In meetings with Scottish Government ministers last week I heard a phrase repeated in response. The current restrictions on business would last ‘not a moment longer than necessary’.

For businesses whose pre-crisis income has been wiped out, and for whom alternative income sources are hard to find, conversations with banks or other funding sources are very difficult if you have not even a broad idea when income flows might begin again.

The route map members are looking for would explain at what stage the vaccination programme would begin to lower the risks to public health, how the re-opening of the economy might then be tried and how long business support might be expected to remain in place both during and for some time after the lifting of restrictions.

The ministers’ response shows just how reluctant our political leaders are to give a clear answer. “Not a moment longer than necessary” does show a degree of recognition that the economic damage is mounting by the day but clearly doesn’t offer up any hostages to fortune suggesting when we might see decisions made to lift lockdown restrictions.

We all know the definition of ‘necessary’ has been and remains highly fluid.

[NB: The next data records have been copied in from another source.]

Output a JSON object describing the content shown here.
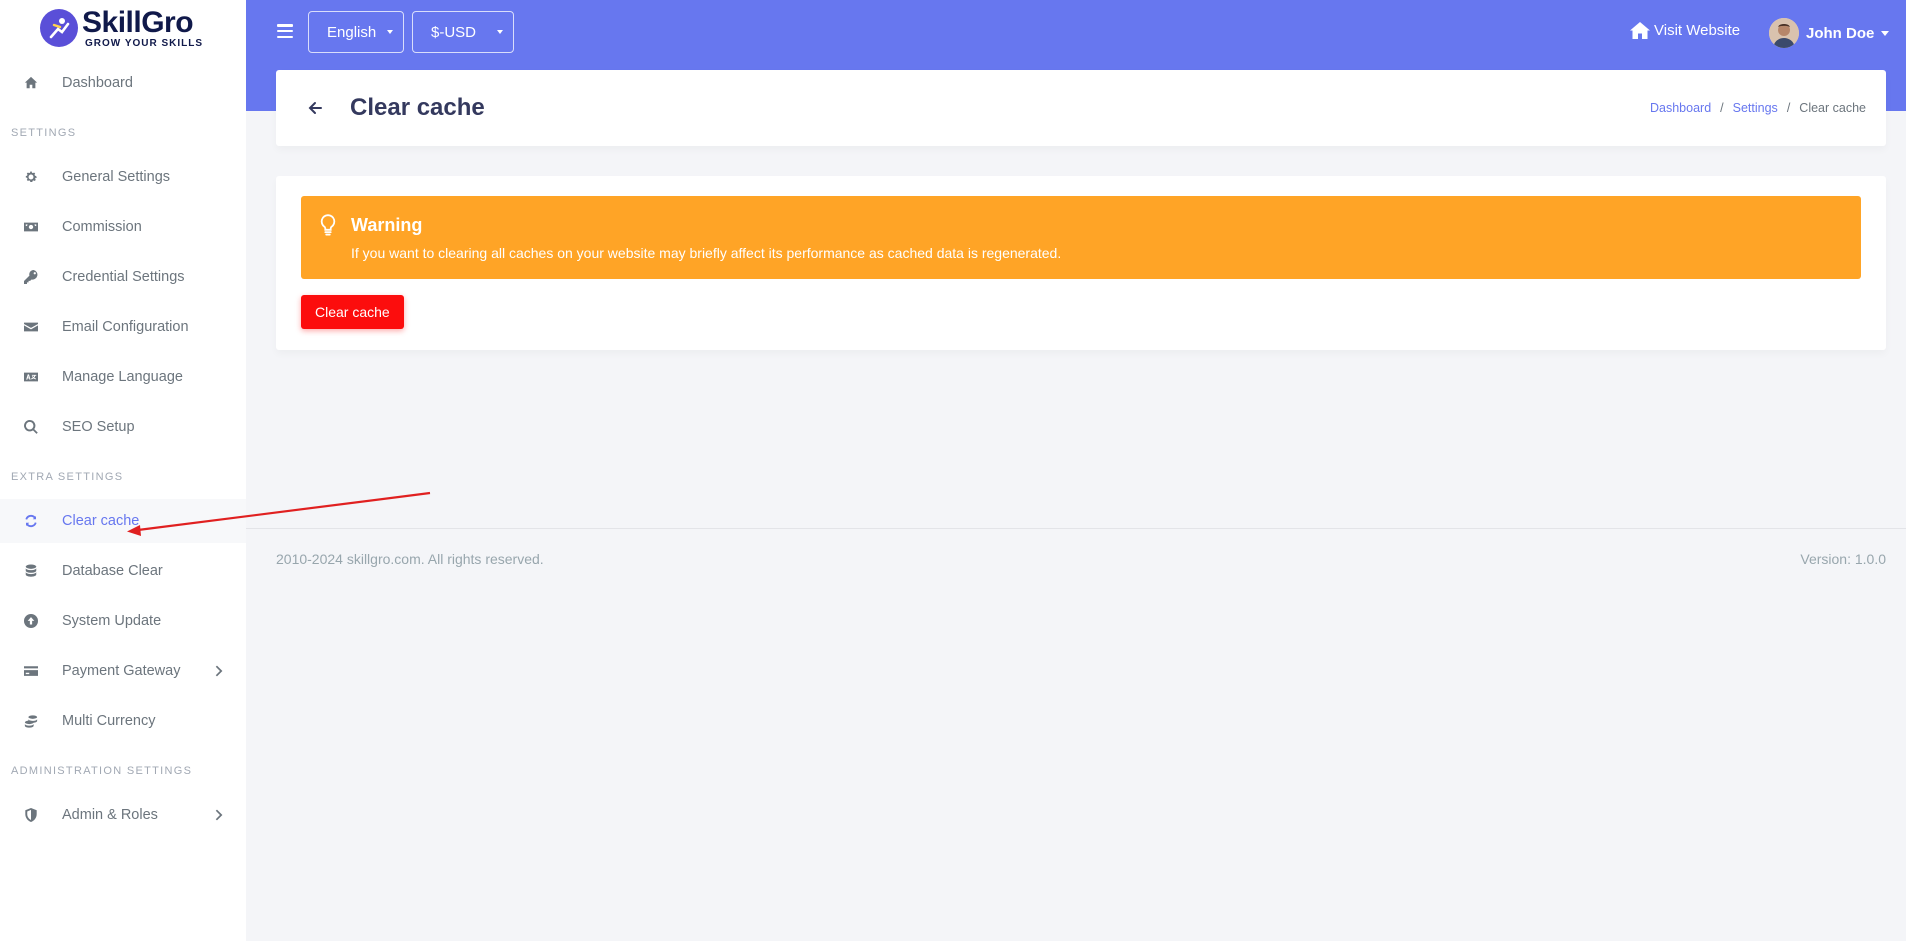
{
  "brand": {
    "name": "SkillGro",
    "tagline": "GROW YOUR SKILLS"
  },
  "sidebar": {
    "dashboard": "Dashboard",
    "sections": [
      "SETTINGS",
      "EXTRA SETTINGS",
      "ADMINISTRATION SETTINGS"
    ],
    "items": [
      {
        "label": "General Settings",
        "icon": "gear-icon"
      },
      {
        "label": "Commission",
        "icon": "money-icon"
      },
      {
        "label": "Credential Settings",
        "icon": "key-icon"
      },
      {
        "label": "Email Configuration",
        "icon": "envelope-icon"
      },
      {
        "label": "Manage Language",
        "icon": "language-icon"
      },
      {
        "label": "SEO Setup",
        "icon": "search-icon"
      },
      {
        "label": "Clear cache",
        "icon": "sync-icon",
        "active": true
      },
      {
        "label": "Database Clear",
        "icon": "database-icon"
      },
      {
        "label": "System Update",
        "icon": "upload-icon"
      },
      {
        "label": "Payment Gateway",
        "icon": "credit-card-icon"
      },
      {
        "label": "Multi Currency",
        "icon": "coins-icon"
      },
      {
        "label": "Admin & Roles",
        "icon": "shield-icon"
      }
    ]
  },
  "topbar": {
    "language": "English",
    "currency": "$-USD",
    "visit_website": "Visit Website",
    "user_name": "John Doe"
  },
  "header": {
    "title": "Clear cache",
    "breadcrumb": [
      "Dashboard",
      "Settings",
      "Clear cache"
    ]
  },
  "alert": {
    "title": "Warning",
    "message": "If you want to clearing all caches on your website may briefly affect its performance as cached data is regenerated."
  },
  "actions": {
    "clear_cache": "Clear cache"
  },
  "footer": {
    "copyright": "2010-2024 skillgro.com. All rights reserved.",
    "version": "Version: 1.0.0"
  },
  "colors": {
    "primary": "#6777ef",
    "warning": "#ffa426",
    "danger": "#fc0d0d",
    "annotation": "#e02020"
  }
}
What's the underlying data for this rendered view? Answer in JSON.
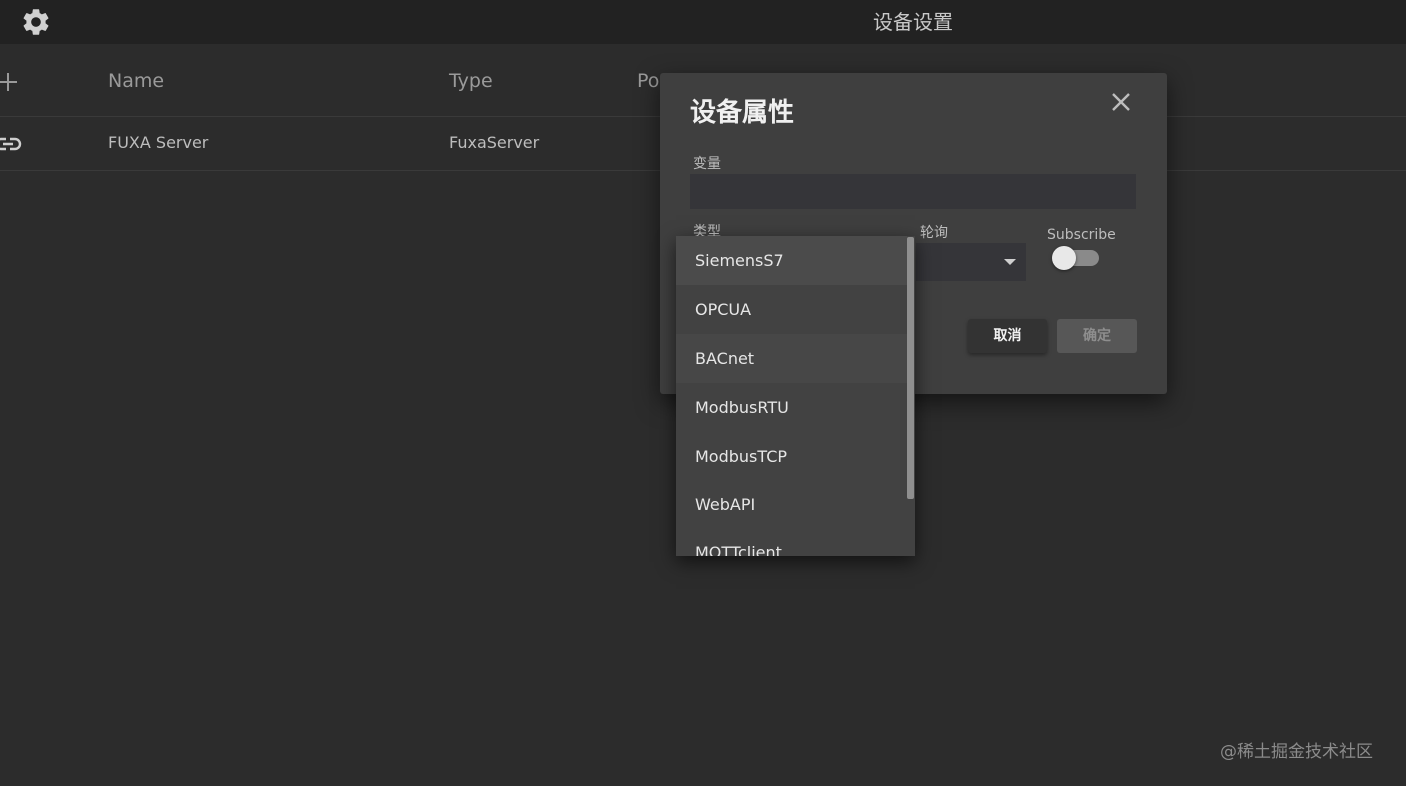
{
  "header": {
    "title": "设备设置",
    "settings_icon": "gear-icon"
  },
  "table": {
    "add_icon": "plus-icon",
    "columns": [
      "Name",
      "Type",
      "Po"
    ],
    "rows": [
      {
        "icon": "link-icon",
        "name": "FUXA Server",
        "type": "FuxaServer"
      }
    ]
  },
  "dialog": {
    "title": "设备属性",
    "close_icon": "close-icon",
    "name_label": "变量",
    "name_value": "",
    "type_label": "类型",
    "polling_label": "轮询",
    "subscribe_label": "Subscribe",
    "subscribe_on": false,
    "cancel_label": "取消",
    "ok_label": "确定"
  },
  "type_dropdown": {
    "options": [
      "SiemensS7",
      "OPCUA",
      "BACnet",
      "ModbusRTU",
      "ModbusTCP",
      "WebAPI",
      "MQTTclient"
    ]
  },
  "watermark": "@稀土掘金技术社区",
  "colors": {
    "background": "#2c2c2c",
    "topbar": "#222222",
    "dialog": "#3f3f3f",
    "dropdown": "#424242"
  }
}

If there has been a strong lesson learned throughout the crisis it has been that it is far better in managing public opinion for a politician to be pessimistic and then over-deliver than to be bullish and then miss the mark. There is nothing especially novel in that.

But we have to be acutely alert to the insidious, corrosive effects that extended uncertainty is having on our livelihoods. The damage being done to our aviation industry is just one example.

Our airports are not there just to give us options for our next holiday destination but are essential to some of the most important decisions made to grow our economy. Have a close look at the Scottish Government’s fresh inward investment strategy published late last year. It is a well-researched and thoughtful piece of work.

That inward investment is important to the Scottish economy is confirmed with some compelling figures. Fully one third of our jobs, half of our output, two-thirds of our business research and development and over three quarters of our exports come from companies that are owned outside Scotland.

We have an excellent track record of attracting inward investment built up over several decades and it is instructive to examine why. Using criteria from the EY UK Attractiveness Survey, the most important factor is the availability of a skilled local workforce.

That is very well understood in Scottish Government circles and Glasgow and Edinburgh have done especially well in securing investment decisions because we have one of the best educated workforces in Europe.

Much less discussed though is the second most important criterion – the effectiveness of our transport infrastructure. Our airports are especially vital in supporting inward investment. It is hard to believe our financial services or life science industries would be as healthy without robust and growing airports and a reliable international route network. This is one industry that desperately needs a route map.

The framework of crisis restrictions has been changing constantly and both governments’ financial support has been very limited. When Glasgow Airport’s owners AGS Airports Holdings refer to the significant doubts affecting its ability to demonstrate it is a going concern that should be a strong signal that we need a route map urgently.

Stuart Patrick is chief executive of Glasgow Chamber of Commerce